Meanwhile, in Canada, on December 26 1991, Northwest Airlines buys 20 Dash 8 Series 100 aircraft from de Haviland, a divison of Boeing, for $190 million

Pretty boring stuff, especially in Canada. Oh well

It Happened On #89

Merry Christmas to all! (Or Happy Holidays – whichever applies)

I helped (somewhat) my sister bake yesterday so stay tuned for pictures. We’re hosting a family party tonight. It’s basically going to look like an immigration office tonight
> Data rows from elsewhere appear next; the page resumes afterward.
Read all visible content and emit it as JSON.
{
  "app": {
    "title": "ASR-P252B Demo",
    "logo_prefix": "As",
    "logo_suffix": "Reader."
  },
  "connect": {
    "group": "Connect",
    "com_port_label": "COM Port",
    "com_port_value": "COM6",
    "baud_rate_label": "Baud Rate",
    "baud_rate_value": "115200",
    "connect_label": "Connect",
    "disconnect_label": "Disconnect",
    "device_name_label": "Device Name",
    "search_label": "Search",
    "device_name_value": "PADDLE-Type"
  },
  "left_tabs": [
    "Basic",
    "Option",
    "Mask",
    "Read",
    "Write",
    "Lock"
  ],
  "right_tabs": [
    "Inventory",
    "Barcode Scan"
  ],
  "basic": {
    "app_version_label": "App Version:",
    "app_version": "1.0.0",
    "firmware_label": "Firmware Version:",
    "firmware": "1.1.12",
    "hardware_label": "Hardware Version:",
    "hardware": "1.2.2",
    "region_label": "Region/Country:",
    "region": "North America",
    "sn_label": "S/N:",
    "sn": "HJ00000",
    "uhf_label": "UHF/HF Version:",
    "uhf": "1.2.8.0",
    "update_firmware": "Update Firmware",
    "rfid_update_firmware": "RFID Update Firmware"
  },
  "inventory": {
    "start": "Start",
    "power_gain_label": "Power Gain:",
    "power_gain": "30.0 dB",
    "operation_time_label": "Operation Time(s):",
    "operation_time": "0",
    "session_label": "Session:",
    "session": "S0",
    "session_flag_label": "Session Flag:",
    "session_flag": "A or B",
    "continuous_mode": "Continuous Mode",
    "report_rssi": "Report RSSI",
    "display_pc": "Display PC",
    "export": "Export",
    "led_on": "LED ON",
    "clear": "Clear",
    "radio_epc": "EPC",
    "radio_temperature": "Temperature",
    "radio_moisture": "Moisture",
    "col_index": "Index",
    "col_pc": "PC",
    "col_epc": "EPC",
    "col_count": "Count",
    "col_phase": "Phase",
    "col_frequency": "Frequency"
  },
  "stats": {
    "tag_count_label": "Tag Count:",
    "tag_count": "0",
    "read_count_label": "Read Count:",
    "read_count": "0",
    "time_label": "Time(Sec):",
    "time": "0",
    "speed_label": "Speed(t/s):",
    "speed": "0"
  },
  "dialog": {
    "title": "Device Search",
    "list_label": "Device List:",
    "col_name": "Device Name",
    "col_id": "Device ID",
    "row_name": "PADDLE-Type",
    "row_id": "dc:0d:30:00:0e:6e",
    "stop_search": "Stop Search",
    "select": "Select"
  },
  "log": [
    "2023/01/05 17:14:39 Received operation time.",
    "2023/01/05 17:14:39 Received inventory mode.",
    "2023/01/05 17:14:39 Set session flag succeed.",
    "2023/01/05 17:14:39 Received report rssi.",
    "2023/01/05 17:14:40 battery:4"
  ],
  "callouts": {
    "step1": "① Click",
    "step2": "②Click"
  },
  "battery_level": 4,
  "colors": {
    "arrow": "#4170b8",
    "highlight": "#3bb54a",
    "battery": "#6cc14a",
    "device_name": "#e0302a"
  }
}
It happened on December 25 1914…just after midnight on Christmas morning, the majority of German troops engaged in World War I cease firing their guns and artillery and sing Christmas carols. At certain points along the eastern and western fronts, the soldiers of Russia, France, and Britain even heard brass bands joining the Germans in their joyous singing

At the first light of dawn, many of the German soldiers emerged from their trenches and approached the Allied lines across no-man’s-land, calling out “Merry Christmas” in their enemies’ native tongues. At first, the Allied soldiers feared it was a trick, but seeing the Germans unarmed they climbed out of their trenches and shook hands with the enemy soldiers. The men exchanged presents of cigarettes and plum puddings and sang carols and songs. There was even a documented case of soldiers from opposing sides playing a good-natured game of soccer

The so-called Christmas Truce of 1914 came only five months after the outbreak of war in Europe and was one of the last examples of the outdated notion of chivalry between enemies in warfare. In 1915, the bloody conflict of World War I erupted in all its technological fury, and the concept of another Christmas Truce became unthinkable

Also on December 25 2000, a Christmas party at an unlicensed disco is the site of a tragic fire that kills more than 300 people in Luoyang, China, on this day in 2000. It was the deadliest fire in China since a December 1994 fire in a Xinjiang concert hall killed 324 people

Meanwhile, in Canada, on December 25 1535, Jacques Cartier and his crew celebrate Canada’s first recorded Christmas at Stadacona